##### AVAILABLE DATA

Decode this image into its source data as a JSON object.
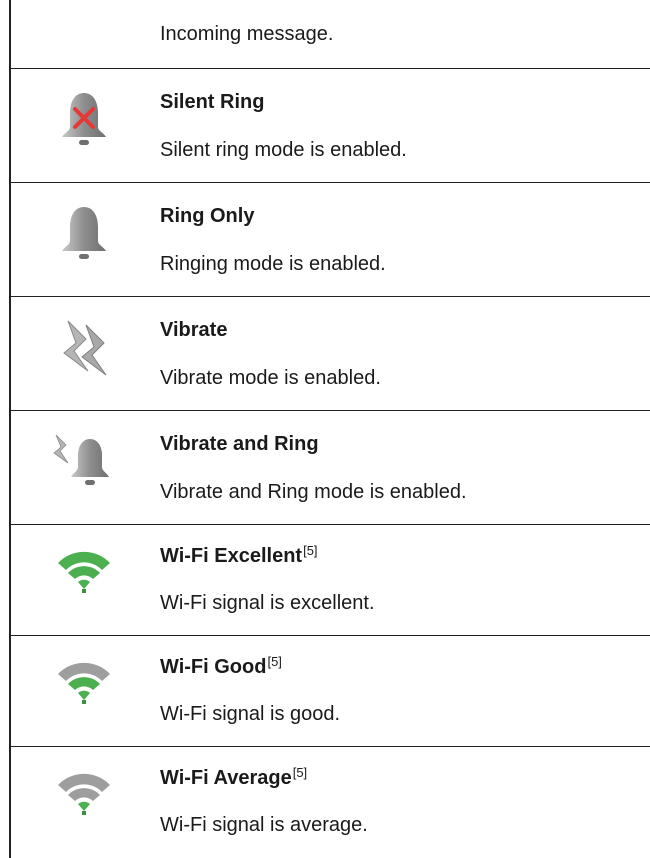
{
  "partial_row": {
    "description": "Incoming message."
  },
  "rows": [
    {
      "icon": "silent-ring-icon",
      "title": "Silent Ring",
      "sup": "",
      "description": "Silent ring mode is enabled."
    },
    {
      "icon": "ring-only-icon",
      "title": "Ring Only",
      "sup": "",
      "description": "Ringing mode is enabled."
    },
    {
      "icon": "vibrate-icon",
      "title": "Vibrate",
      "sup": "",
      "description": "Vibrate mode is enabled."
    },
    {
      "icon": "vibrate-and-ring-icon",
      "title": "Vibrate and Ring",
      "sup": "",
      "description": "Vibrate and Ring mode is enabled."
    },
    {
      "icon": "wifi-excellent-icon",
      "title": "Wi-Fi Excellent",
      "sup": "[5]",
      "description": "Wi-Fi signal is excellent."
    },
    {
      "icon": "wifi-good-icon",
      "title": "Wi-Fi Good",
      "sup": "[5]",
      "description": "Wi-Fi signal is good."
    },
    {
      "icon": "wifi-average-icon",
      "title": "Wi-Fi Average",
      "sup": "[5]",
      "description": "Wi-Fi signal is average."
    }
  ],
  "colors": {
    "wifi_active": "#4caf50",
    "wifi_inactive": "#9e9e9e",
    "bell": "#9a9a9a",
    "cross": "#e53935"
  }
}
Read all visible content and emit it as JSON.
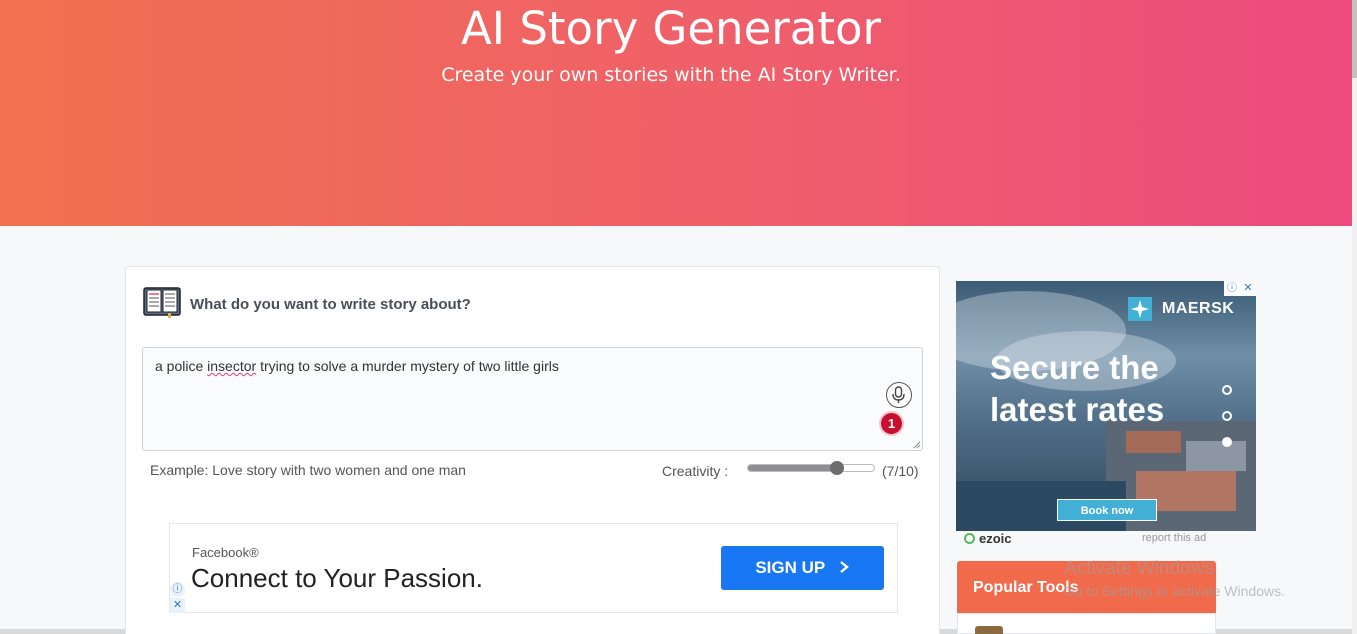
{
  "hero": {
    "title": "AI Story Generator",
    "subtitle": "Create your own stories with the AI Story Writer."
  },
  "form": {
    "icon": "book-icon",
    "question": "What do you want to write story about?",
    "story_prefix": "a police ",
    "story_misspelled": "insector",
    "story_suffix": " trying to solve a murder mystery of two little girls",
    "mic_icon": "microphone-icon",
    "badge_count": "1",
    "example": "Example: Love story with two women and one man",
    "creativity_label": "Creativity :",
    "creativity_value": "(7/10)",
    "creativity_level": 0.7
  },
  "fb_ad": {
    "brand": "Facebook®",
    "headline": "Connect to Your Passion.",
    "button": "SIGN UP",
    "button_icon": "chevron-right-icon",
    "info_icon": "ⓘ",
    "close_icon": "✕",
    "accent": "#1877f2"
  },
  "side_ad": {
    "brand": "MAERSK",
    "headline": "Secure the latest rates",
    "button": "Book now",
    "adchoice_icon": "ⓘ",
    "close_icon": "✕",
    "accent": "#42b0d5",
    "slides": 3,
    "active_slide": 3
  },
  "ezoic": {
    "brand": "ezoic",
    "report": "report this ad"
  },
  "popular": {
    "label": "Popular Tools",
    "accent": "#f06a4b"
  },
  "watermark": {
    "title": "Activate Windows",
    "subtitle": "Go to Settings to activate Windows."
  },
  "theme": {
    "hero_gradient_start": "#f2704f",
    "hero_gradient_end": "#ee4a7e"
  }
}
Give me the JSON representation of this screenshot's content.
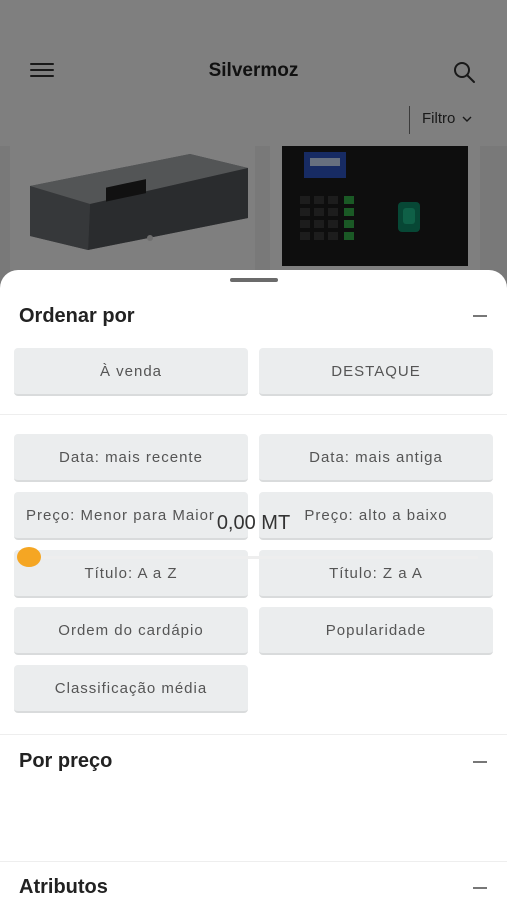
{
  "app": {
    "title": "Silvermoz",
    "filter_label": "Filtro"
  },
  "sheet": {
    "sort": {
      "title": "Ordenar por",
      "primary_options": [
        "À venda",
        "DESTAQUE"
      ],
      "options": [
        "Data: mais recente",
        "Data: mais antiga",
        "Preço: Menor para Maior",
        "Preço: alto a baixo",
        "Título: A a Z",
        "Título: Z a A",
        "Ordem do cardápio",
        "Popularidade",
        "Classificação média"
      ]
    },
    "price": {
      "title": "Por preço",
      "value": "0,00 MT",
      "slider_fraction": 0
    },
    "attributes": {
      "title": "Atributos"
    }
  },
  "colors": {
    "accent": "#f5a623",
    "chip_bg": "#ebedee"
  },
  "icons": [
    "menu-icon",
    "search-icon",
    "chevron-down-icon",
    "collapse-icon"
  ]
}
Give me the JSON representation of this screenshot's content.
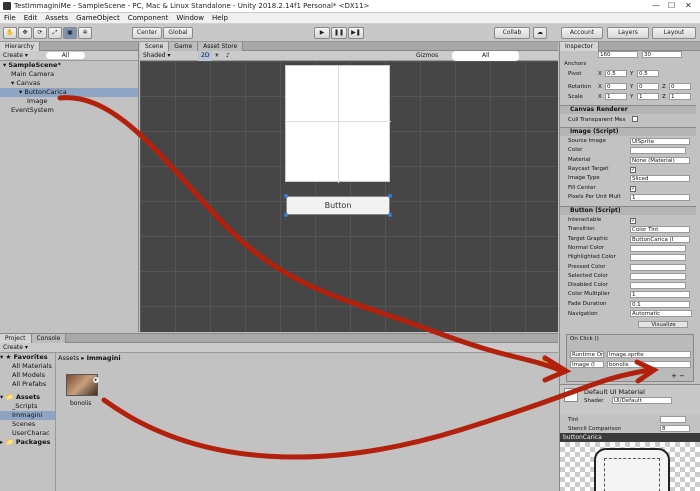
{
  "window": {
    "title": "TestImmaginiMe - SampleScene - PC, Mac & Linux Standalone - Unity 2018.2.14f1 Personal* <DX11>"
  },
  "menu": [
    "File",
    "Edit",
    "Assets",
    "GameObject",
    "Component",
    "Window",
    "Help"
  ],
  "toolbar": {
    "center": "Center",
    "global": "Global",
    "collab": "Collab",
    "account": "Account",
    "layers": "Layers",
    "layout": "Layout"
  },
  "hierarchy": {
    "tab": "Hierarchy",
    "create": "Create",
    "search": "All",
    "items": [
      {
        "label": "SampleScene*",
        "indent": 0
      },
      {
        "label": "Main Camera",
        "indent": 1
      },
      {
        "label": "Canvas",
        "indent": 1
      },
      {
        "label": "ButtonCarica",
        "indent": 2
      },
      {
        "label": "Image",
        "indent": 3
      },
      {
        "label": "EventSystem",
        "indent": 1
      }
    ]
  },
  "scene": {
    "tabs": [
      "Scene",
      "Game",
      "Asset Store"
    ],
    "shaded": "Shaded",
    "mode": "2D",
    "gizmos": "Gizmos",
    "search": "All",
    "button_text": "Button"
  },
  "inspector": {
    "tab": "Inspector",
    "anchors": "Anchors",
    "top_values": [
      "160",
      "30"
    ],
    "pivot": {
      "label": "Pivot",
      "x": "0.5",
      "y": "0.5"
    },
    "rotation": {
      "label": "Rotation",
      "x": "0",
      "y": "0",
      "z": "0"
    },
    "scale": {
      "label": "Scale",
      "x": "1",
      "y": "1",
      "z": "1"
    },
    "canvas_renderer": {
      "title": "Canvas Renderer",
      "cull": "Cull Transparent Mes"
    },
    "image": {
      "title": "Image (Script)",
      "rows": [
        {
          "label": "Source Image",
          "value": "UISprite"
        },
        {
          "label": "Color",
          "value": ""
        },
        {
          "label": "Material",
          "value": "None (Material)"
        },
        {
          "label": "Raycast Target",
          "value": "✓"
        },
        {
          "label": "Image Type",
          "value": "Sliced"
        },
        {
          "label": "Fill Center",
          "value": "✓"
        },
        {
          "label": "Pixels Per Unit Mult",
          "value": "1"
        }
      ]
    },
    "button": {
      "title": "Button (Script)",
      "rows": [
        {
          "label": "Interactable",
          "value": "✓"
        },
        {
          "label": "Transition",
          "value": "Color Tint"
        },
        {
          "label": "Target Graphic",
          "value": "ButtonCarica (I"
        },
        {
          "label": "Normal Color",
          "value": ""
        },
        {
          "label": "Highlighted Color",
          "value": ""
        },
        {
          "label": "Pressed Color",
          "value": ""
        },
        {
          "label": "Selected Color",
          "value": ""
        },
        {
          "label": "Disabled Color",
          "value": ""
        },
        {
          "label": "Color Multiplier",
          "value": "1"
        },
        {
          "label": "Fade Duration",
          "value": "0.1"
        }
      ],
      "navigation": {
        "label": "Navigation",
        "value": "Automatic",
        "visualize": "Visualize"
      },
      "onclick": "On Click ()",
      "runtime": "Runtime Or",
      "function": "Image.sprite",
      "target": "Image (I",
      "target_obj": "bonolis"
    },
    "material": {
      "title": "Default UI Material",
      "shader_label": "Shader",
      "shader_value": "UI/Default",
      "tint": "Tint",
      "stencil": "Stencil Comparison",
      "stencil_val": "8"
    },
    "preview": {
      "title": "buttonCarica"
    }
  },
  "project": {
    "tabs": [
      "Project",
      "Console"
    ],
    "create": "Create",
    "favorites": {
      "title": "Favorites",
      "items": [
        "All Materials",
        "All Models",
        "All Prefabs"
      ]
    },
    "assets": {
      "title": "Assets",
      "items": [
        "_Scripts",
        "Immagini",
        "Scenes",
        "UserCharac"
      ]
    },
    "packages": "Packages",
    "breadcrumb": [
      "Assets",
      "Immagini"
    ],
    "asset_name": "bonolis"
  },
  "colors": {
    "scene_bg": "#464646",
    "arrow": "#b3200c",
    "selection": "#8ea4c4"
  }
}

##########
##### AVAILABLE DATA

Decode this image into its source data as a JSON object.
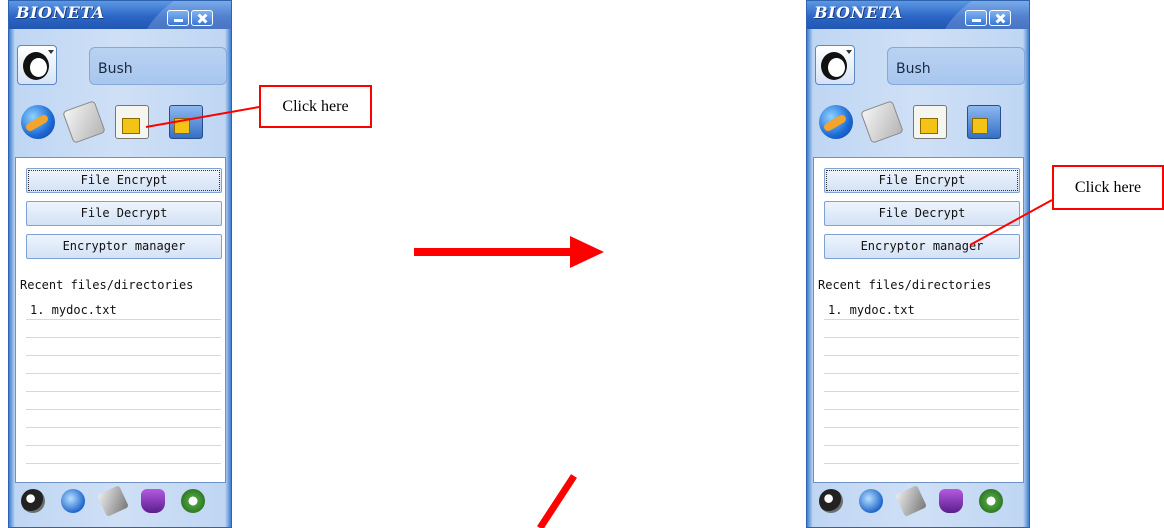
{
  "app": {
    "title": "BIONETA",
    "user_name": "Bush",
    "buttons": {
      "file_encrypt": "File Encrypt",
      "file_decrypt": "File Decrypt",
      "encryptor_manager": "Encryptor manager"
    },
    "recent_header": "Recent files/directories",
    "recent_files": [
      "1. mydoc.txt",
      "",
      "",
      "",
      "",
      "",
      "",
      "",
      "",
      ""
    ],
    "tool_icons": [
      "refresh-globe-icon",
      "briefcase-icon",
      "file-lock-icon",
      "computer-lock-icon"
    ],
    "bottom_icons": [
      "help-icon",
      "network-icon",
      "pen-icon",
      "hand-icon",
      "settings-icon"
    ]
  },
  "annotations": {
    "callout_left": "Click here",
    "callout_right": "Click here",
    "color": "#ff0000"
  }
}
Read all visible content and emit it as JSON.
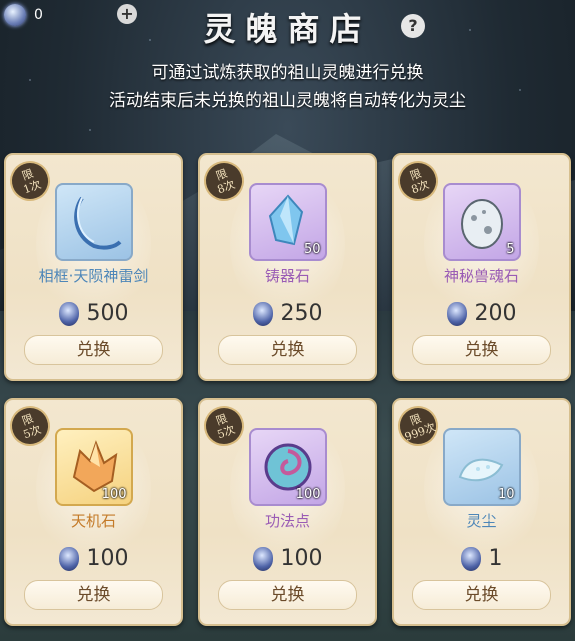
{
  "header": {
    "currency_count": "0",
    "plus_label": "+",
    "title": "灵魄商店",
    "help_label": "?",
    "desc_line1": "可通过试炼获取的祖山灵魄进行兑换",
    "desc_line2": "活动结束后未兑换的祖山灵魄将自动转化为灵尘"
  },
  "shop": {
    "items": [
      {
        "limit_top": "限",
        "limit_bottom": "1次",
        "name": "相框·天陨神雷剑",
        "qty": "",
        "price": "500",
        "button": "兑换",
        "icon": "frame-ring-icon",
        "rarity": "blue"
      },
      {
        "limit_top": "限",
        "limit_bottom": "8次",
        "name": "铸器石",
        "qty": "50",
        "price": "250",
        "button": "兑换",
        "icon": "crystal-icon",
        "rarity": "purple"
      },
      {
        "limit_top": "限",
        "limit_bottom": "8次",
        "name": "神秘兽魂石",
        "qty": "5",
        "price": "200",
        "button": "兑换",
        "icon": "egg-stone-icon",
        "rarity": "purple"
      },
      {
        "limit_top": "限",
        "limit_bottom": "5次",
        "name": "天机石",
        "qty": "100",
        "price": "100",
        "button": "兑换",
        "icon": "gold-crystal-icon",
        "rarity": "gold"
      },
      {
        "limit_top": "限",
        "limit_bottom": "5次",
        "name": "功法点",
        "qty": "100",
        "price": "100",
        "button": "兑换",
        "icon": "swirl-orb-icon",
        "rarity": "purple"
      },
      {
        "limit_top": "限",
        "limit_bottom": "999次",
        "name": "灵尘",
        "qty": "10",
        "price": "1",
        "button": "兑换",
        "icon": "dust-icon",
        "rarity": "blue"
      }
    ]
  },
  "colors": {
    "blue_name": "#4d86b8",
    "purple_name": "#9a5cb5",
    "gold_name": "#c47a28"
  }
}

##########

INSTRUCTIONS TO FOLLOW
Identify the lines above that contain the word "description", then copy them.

TASK RESULT
    "description": "Incoming message."
      "description": "Silent ring mode is enabled."
      "description": "Ringing mode is enabled."
      "description": "Vibrate mode is enabled."
      "description": "Vibrate and Ring mode is enabled."
      "description": "Wi-Fi signal is excellent."
      "description": "Wi-Fi signal is good."
      "description": "Wi-Fi signal is average."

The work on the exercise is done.